September 24, 2011

Advice for aspiring writers

No, I'm not qualified to give advice to any aspiring writers. I'm talking about an article that prolific comic book writer Ron Marz penned giving advice to his 10-year-old daughter. The article is titled "Advice to a 10-Year-Old", but it applies to anyone who is thinking about writing full-time.

I got a chuckle out of his first piece of advice -- "I will tell her that if she wants to be a writer, she has to be a reader" -- because of my last blog post about writers who don't like to read.  :-)

The remaining advice is all good. Not only does he give tips on how to be a writer, but he paints a realistic picture of what the life of a full-time writer is like. Warning: it's not as glamorous as you may think. You will wind up working all the time, and even then, your income isn't assured. I don't want to be a full-time writer right now (because I like my "real job" profession, not because I don't like being a writer), but I'll keep Marz's advice in mind if my goals change in the future.

September 15, 2011

Wanting to write without wanting to read

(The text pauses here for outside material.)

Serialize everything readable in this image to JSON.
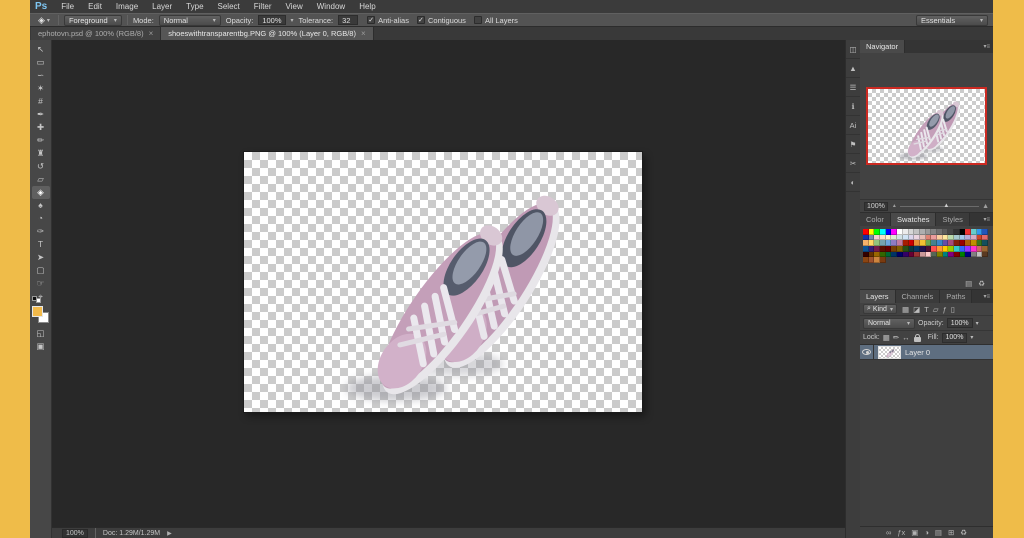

I came across a article titled "Writers who don't read" that talked about the growing number of young writers who don't like to read. At first, the article made me angry at these aspiring writers because I believe that the two prerequisites to writing well are (1) reading a lot and (2) writing a lot. Anyone who thinks they can be a good writer without reading is just crazy. My love of writing grew out of my love of reading. I'm not a great writer (yet), but I wouldn't even be half the writer I am today if I didn't read so much throughout my life.

Then the article got me thinking about something else. It offered the open-ended analogy, "Wanting to write without wanting to read is like wanting to ___ without wanting to ___". Then it diverted to a discussion about culture today. Well, there is something that I find troubling with today's culture, and that is the amount of trash on TV. For example, I hate reality shows. I watched one episode of the first season of "Survivor", and I tried a couple of other reality shows years ago. Since then, I avoid them like the plague. So I can see how someone can want to make good TV shows without wanting to watch TV. As long as you don't want to watch what's on TV today. You still need to watch well-made TV shows from the past, or the handful of good shows today (e.g., "Fringe", which I am a big fan of).

So if there is any truism to wanting to write without wanting to read, it would be if you don't like what publishers are cranking out today, i.e., sequels and cookie cutter stories from the same handful of authors. But there are plenty of good books that have been published in the past. You still need to read.

September 12, 2011

Why I write?

It's a sad commentary that I felt the article "80% of People Quietly Despise Their Lives" described me so well. It's not that I hate myself or my life, but I can honestly say that I "dislike the things [I] must do in order to make the living that will allow [me] to continue disliking [my] life".

But this isn't a post to gripe about life or to solicit pity. It's to talk about what makes my life more worthwhile, namely writing. There was a thread on the Kindle Boards a couple of weeks ago that asked whether authors enjoyed writing (vs. editing, marketing, etc.). I thought it was ridiculous that any author would say they don't enjoy writing, but some actually did. Why write then? My writing takes time out of my day that I could spend watching TV, playing video games, reading, or going out. So why do I do it? Because I enjoy it! Not because I want to become rich and famous, and not because I have to do it.

Ironically, when the article talks of how to become part of the happy 20%, it mentions devoting your life to a purpose. One example it gives: "It might take you 20 years to write your novel, but put a sentence or two on a page every day." Since I started writing regularly again last year, I've found that the times that I write are some of the best parts of my day. I'm in a better mood when I write, and conversely, in a worse mood when I go days without writing. So even if I never become a best-selling author, I plan to keep writing for years to come, until it stops making me happy.

September 3, 2011

Write YOUR story

Dean Wesley Smith is an author whose blog I recently started following. His latest post is about not trying to write what's "hot". The article interested me because I thought of doing so for my next book. Wouldn't it be easier to sell a book, I thought, if I wrote in a popular genre? Why don't I try to copy Amanda Hocking and write paranormal romances? Or write thrillers like Joe Konrath? In the end, I decided not to because that would be too hard. (Especially if I were to write paranormal romance, which I don't even like reading. I can see myself writing a thriller later on because I like that genre, but I don't have any good ideas right now.) 

Smith offers some guidelines for authors who are tempted to write something because it's hot:

1. Never talk about your story with anyone ahead of time.
2. For heaven’s sake, never, ever let anyone read a work-in-progress.
3. Never think of markets or selling when writing.
4. Follow Heinlein’s Rules, especially #3 about never rewriting.
5. When an editor says they are looking for a certain type of book, ignore it.
6. Get passionate and protective of what you write.

Underlying the rules is the principal that when you edit your story, you should do it only to fix mistakes, not to tailor the story to someone else's liking. I need to keep these guidelines in mind if I ever contemplate writing a story for someone else in the future.